PROBLEM TO WORK ON: If a line in the data holds "炎黄和合", copy that line out in full.

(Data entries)

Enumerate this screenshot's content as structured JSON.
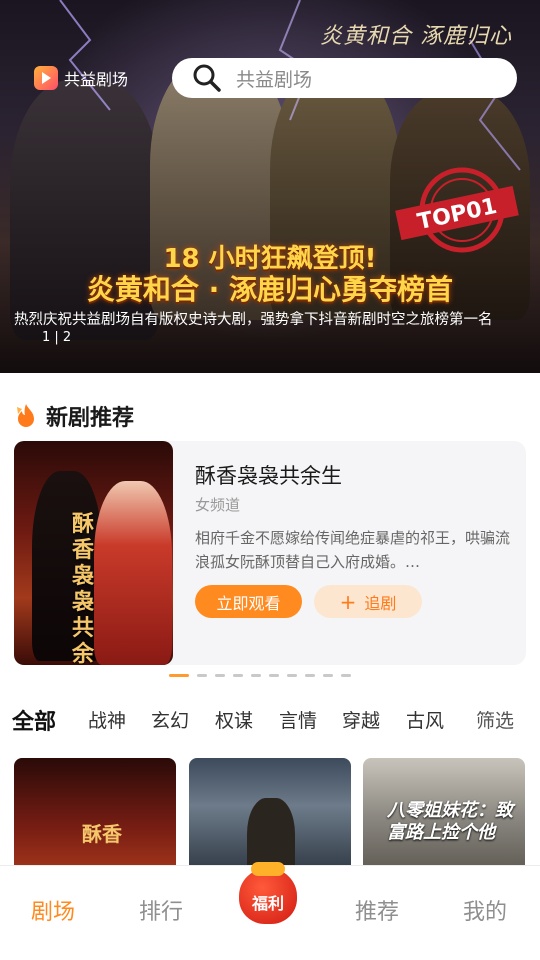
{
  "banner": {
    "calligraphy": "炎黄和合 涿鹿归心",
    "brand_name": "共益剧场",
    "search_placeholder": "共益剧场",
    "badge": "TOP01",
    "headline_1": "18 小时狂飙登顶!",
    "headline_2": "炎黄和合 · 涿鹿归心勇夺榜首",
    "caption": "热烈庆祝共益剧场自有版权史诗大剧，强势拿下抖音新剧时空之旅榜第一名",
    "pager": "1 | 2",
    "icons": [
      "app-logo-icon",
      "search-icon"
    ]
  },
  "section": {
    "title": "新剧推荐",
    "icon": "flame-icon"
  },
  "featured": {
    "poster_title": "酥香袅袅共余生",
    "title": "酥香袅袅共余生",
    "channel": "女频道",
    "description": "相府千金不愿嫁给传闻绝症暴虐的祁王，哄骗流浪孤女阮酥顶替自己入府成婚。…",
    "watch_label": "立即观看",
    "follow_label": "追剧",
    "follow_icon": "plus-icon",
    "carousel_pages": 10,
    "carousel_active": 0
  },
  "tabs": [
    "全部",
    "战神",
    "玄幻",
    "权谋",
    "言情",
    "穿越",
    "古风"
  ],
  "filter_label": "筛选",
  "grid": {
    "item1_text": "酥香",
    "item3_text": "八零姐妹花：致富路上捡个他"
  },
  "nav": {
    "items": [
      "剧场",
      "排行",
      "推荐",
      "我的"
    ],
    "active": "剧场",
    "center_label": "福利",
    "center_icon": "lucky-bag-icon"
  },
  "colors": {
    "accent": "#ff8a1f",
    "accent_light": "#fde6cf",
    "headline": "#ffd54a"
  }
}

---

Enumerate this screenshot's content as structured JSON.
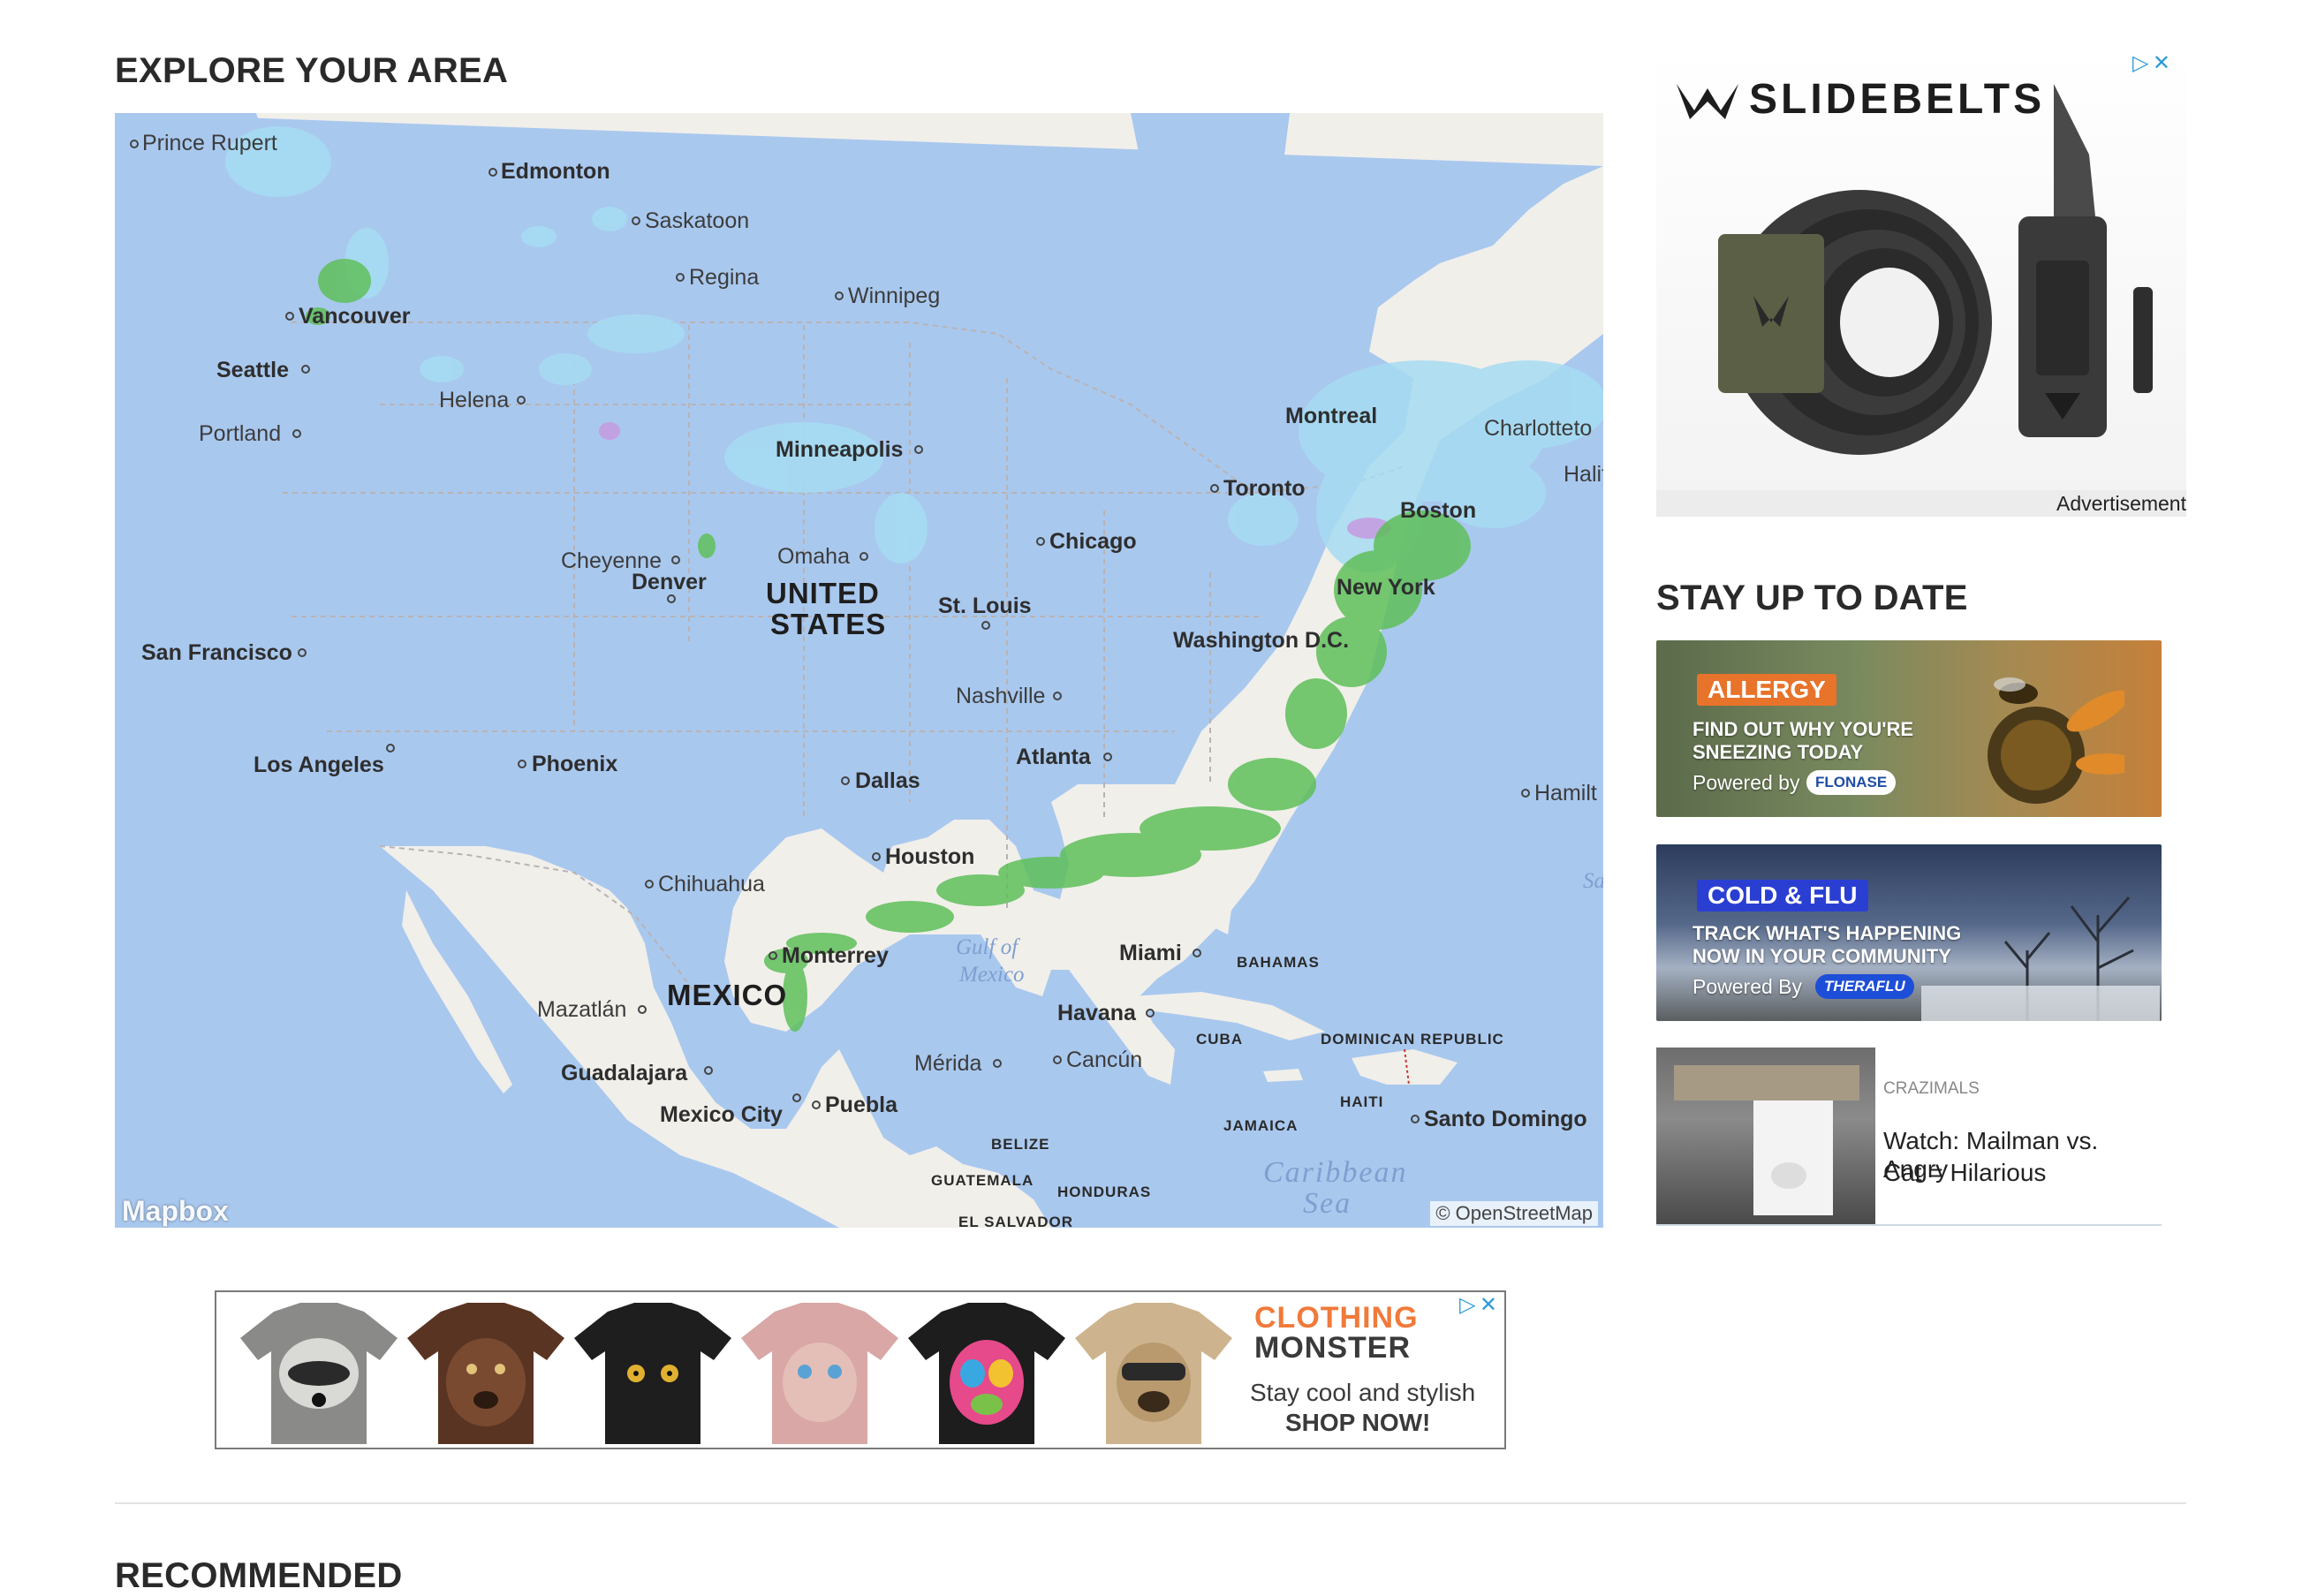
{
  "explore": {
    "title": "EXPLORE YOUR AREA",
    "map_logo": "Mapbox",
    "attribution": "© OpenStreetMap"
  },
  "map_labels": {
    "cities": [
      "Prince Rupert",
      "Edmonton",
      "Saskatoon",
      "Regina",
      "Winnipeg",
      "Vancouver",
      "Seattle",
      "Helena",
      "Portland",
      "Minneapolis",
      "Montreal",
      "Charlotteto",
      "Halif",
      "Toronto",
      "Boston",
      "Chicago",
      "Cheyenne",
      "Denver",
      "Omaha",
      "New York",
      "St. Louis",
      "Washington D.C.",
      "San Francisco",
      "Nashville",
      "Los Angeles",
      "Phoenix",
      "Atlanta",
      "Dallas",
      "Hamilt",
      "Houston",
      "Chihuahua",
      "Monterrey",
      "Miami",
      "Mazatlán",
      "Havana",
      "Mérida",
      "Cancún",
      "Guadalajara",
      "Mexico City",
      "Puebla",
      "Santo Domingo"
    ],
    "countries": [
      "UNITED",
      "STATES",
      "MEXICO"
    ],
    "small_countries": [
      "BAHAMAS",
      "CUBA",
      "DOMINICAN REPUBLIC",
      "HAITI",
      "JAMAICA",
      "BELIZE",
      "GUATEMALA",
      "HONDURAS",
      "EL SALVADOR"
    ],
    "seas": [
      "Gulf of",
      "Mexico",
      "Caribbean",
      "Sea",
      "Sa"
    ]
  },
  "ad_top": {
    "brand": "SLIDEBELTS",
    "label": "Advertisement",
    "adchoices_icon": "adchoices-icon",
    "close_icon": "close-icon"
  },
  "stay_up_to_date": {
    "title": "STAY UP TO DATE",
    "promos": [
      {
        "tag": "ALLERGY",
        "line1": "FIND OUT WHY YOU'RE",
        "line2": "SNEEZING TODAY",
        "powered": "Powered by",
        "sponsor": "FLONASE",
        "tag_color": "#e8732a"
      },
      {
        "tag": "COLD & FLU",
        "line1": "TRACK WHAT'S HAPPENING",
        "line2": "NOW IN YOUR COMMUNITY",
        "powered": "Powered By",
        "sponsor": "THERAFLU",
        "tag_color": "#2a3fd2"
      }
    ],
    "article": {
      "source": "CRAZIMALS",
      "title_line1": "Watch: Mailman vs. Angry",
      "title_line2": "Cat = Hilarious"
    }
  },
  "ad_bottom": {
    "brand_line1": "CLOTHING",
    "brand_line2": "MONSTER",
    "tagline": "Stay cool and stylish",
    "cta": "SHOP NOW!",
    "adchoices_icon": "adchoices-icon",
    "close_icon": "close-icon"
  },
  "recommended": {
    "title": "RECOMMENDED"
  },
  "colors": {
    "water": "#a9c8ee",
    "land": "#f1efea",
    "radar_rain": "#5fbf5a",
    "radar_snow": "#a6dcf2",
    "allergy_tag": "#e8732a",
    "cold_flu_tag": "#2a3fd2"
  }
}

SOLUTION TO THIS EXERCISE:
    "calligraphy": "炎黄和合 涿鹿归心",
    "headline_2": "炎黄和合 · 涿鹿归心勇夺榜首",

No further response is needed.